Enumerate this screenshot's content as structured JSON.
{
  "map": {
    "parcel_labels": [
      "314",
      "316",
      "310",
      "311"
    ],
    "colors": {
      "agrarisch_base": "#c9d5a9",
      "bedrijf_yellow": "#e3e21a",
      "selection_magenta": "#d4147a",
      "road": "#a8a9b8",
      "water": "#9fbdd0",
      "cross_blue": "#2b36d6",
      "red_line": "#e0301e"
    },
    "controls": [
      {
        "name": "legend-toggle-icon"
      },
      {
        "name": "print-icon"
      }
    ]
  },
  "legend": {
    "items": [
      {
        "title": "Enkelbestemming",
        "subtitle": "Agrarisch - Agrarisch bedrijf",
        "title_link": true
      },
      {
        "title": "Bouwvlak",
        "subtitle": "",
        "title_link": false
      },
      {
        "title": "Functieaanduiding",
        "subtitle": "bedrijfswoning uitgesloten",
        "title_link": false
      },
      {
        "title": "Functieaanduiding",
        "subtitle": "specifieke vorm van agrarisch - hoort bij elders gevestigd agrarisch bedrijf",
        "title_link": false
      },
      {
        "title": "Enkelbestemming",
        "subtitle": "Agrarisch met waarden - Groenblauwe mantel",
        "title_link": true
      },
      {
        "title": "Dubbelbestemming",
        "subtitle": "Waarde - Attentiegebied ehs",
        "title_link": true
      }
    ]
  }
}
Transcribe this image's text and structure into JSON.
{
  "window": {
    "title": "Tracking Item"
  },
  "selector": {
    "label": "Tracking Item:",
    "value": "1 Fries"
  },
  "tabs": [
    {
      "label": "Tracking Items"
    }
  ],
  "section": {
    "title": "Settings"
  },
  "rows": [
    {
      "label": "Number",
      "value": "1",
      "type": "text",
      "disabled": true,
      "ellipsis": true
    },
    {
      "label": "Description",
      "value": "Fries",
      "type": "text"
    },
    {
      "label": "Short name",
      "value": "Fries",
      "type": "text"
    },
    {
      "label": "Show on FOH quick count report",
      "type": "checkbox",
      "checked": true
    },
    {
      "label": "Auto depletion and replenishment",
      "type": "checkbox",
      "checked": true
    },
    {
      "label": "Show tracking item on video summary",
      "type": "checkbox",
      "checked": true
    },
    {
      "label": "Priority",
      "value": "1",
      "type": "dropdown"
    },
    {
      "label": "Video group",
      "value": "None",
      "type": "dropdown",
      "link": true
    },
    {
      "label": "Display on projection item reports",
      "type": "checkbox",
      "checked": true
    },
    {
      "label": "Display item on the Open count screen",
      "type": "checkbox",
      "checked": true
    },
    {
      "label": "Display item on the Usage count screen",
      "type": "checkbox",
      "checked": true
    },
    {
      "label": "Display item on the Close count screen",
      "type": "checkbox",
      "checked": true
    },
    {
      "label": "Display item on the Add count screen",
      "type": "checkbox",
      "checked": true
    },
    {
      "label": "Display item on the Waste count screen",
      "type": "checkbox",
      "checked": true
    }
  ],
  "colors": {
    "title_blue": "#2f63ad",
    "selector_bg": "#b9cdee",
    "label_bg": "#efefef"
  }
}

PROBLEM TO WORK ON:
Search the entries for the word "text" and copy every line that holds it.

FINISHED EXERCISE:
Transcribe this image's text and structure into JSON.
      "type": "text",
      "type": "text"
      "type": "text"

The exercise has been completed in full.